Sport is widely cited as a crosscutting tool to enable the achievement of the Sustainable Development Goals (SDGs). Many actors in sport for development and peace (SDP) have now aligned their work to certain SDGs, while global policy makers, including the Commonwealth Secretariat and UNESCO, have identified specific SDGs, targets and indicators that sport policies can contribute to.
The Game Plan
Given these gaps, at the most recent International Conference of Ministers and Senior Officials Responsible for Physical Education and Sport (MINEPS VI) in 2017, commitments were made to enhance monitoring and evaluation systems in order to maximise the contribution of sport to the SDGs. More specifically action two of the resulting Kazan Action Plan commits to “develop common indicators for measuring the contribution of physical education, physical activity and sport to prioritized SDGs and targets” (UNESCO, 2017).
This action is being led by the Commonwealth Secretariat, given their extensive expertise and experience in providing guidance around sport policy and ways in which sport can enhance its contribution to the SDGs. This work will entail developing, testing and validating a measurement framework and model indicators to support member countries, sporting bodies and other stakeholders to measure and evaluate the contribution of sport, physical education and physical activity to prioritised SDGs and targets.
The State of Play
To date, the Commonwealth Secretariat has coordinated efforts to develop a preliminary measurement framework, model indicators and an accompanying toolkit on “Measuring the contribution of sport, physical education and physical activity to prioritised Sustainable Development Goals”. This links to many existing forms of good practice and draws on, where available, data currently being collected within the sport sector or associated areas such as health and education.
As well as delivering on the Kazan Action Plan, the work is aligned with the current focus on improving access to high quality sport-related data in the UN Action Plan on Sport for Development and Peace 2018-2020, and is being coordinated with the monitoring of the World Health Organisation Global Action Plan on Physical Activity.
In total, 90 international and national level stakeholders, spread across the globe, have fed into this process. This includes inputs provided by the inaugural Open Ended Working Group on Sport and SDG Model Indicators (formed at a meeting in September 2018) and a high level Steering Group.
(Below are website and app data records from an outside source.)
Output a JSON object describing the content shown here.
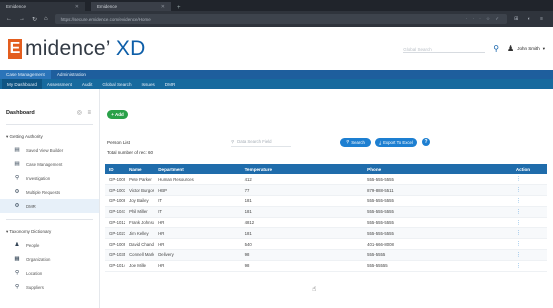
{
  "browser": {
    "tabs": [
      {
        "label": "Emidence"
      },
      {
        "label": "Emidence"
      }
    ],
    "url": "https://secure.emidence.com/evidence/Home",
    "url_extra": "· · ·   ☆   ✓"
  },
  "app": {
    "logo_mark": "E",
    "logo_word": "midence",
    "logo_suffix": "XD",
    "search_placeholder": "Global Search",
    "user_name": "John Smith"
  },
  "nav": {
    "primary": [
      "Case Management",
      "Administration"
    ],
    "secondary": [
      "My Dashboard",
      "Assessment",
      "Audit",
      "Global Search",
      "Issues",
      "DMR"
    ]
  },
  "sidebar": {
    "title": "Dashboard",
    "groups": [
      {
        "label": "▾ Getting Authority",
        "items": [
          {
            "icon": "▤",
            "label": "Saved View Builder"
          },
          {
            "icon": "▤",
            "label": "Case Management"
          },
          {
            "icon": "⚲",
            "label": "Investigation"
          },
          {
            "icon": "⚙",
            "label": "Multiple Requests"
          },
          {
            "icon": "⚙",
            "label": "DMR"
          }
        ]
      },
      {
        "label": "▾ Taxonomy Dictionary",
        "items": [
          {
            "icon": "♟",
            "label": "People"
          },
          {
            "icon": "▦",
            "label": "Organization"
          },
          {
            "icon": "⚲",
            "label": "Location"
          },
          {
            "icon": "⚲",
            "label": "Suppliers"
          }
        ]
      }
    ]
  },
  "main": {
    "add_label": "+ Add",
    "list_label": "Person List",
    "search_placeholder": "Data Search Field",
    "btn_search": "Search",
    "btn_export": "Export To Excel",
    "help_label": "?",
    "records": "Total number of rec: 60",
    "columns": [
      "ID",
      "Name",
      "Department",
      "Temperature",
      "Phone",
      "Action"
    ],
    "rows": [
      [
        "GP-1009",
        "Pete Parker",
        "Human Resources",
        "412",
        "555-555-5555",
        "⋮"
      ],
      [
        "GP-1003",
        "Victor Burgos",
        "HBP",
        "77",
        "879-888-5511",
        "⋮"
      ],
      [
        "GP-1008",
        "Joy Bailey",
        "IT",
        "181",
        "555-555-5555",
        "⋮"
      ],
      [
        "GP-1047",
        "Phil Miller",
        "IT",
        "181",
        "555-555-5555",
        "⋮"
      ],
      [
        "GP-1012",
        "Frank Johnson",
        "HR",
        "4812",
        "555-555-5555",
        "⋮"
      ],
      [
        "GP-1023",
        "Jim Kelley",
        "HR",
        "181",
        "555-555-5555",
        "⋮"
      ],
      [
        "GP-1009",
        "David Chandarnold",
        "HR",
        "540",
        "401-666-8008",
        "⋮"
      ],
      [
        "GP-1035",
        "Connell Marks",
        "Delivery",
        "98",
        "555-5555",
        "⋮"
      ],
      [
        "GP-1014",
        "Joe Mille",
        "HR",
        "98",
        "555-55555",
        "⋮"
      ]
    ]
  }
}
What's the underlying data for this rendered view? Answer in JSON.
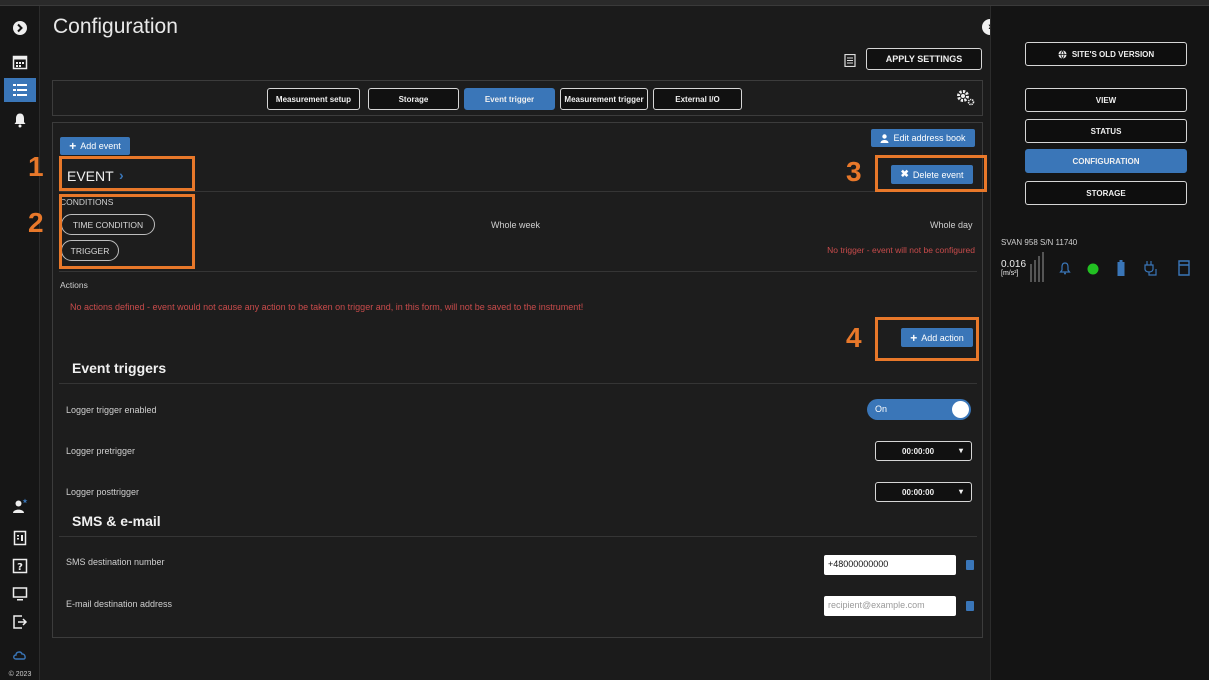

Further, a technical expert meeting was held in London in April 2019 during which experts and steering group members provided feedback on the model indicators and measurement framework.
A number of stakeholders, including national governments and institutional actors, will test select model indicators within their monitoring and evaluation processes in 2019. Following this, further testing and validation will occur as the model indicators iteratively develop in a phased approach.
The development, testing and validation of model indicators to measure the contributions of sport, PE and physical activity to sustainable development is an integral step in more accurately determining the scope and scale of these contributions. This will allow national and international actors to make evidence-based decisions around the value and viability of investments in sport, physical education, and physical activity.
For too long, the sport sector has been critiqued for being unable to demonstrate tangible or wide-reaching impact, while most meaningful data has tended to be project-based. For investments in sport to match its potential as a tool for social change, we need to close the data gap. This ambitious project seeks to chart such a course. The results, to coin a sport metaphor, could be game changing.
sportanddev.org will continue to support and follow developments in this project. More information will follow soon, including public documents on the model indicators and measurement framework.